- TASK STATEMENT: Could you give back every entry below exactly, with the pictures dropped?

[App and web page records]
╔══

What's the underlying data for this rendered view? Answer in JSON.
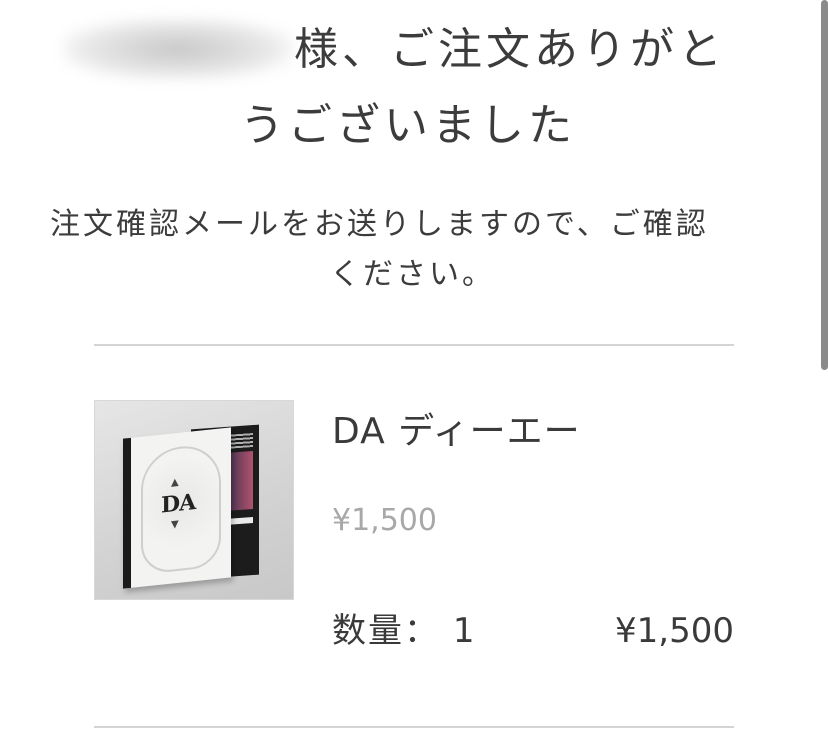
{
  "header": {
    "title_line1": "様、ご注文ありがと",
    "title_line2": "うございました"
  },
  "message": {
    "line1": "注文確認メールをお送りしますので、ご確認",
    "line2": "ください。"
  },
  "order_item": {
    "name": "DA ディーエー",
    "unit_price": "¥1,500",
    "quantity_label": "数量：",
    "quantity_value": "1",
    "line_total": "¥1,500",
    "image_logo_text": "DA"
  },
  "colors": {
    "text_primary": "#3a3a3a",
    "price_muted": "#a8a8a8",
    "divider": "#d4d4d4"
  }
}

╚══

- RESULT OF THE EXERCISE:
What's the underlying data for this rendered view? Answer in JSON.
{
  "header": {
    "title_line1": "様、ご注文ありがと",
    "title_line2": "うございました"
  },
  "message": {
    "line1": "注文確認メールをお送りしますので、ご確認",
    "line2": "ください。"
  },
  "order_item": {
    "name": "DA ディーエー",
    "unit_price": "¥1,500",
    "quantity_label": "数量：",
    "quantity_value": "1",
    "line_total": "¥1,500",
    "image_logo_text": "DA"
  },
  "colors": {
    "text_primary": "#3a3a3a",
    "price_muted": "#a8a8a8",
    "divider": "#d4d4d4"
  }
}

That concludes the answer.